All of the security measures we have discussed will stem from the security policies and procedures that you implement and maintain for your business.  As we have seen, these are essential to the work of your employees and the secure operation of your business.  They also help you to avoid liability under UK law.  

They will range from carrying out regular security risk assessments, to checking the identity and validity of your suppliers and business contacts.  You will need policies which set out your preferred rules for e-mail and internet usage, and must make sure that your employees are aware that their e-mail communications and internet access may be checked for any breach of the rules.  It is important to note here that the law (the Regulation of Investigatory Powers Act 2000) starts from the assumption that employees have rights of privacy, so care must be taken in the implementation of any monitoring procedures for checking employees and their systems usage.  But, along with the right technology, your security policies and procedures should protect both your business and your employees.

Importantly, you should combine your approach to security with your employment policies.  For example, by making background security checks on all prospective employees and including the security policies and procedures as part of your employment terms so that employees appreciate their importance.  If there are security problems, then penalties can be imposed and action taken via internal disciplinary procedures.

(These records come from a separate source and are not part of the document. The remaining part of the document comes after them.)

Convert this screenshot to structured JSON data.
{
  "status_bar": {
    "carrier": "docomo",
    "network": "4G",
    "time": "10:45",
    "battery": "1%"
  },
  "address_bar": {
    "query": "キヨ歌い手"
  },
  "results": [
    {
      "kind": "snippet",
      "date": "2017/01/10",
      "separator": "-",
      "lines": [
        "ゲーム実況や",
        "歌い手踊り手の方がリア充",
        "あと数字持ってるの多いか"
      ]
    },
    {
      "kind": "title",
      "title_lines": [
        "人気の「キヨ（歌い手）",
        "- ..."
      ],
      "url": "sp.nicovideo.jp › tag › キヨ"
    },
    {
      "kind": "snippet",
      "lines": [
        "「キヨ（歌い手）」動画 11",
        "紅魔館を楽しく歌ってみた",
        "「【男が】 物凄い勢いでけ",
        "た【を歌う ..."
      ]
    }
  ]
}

On-going education and training will support your employees and will help to ensure that they understand the security policies and procedures, and can apply them appropriately.  If confidential data was personal to them, was at risk and could be financially damaging, then they would certainly protect it!

As we have seen, security is a two-way process and you need to have your employees on your side, so implementing firm, but workable policies combined with centrally-controlled security technology should help to ensure that your business satisfies your legal obligations and is protected from IT security risks.

Tiffany Kemp

Founder and Managing Director, Devant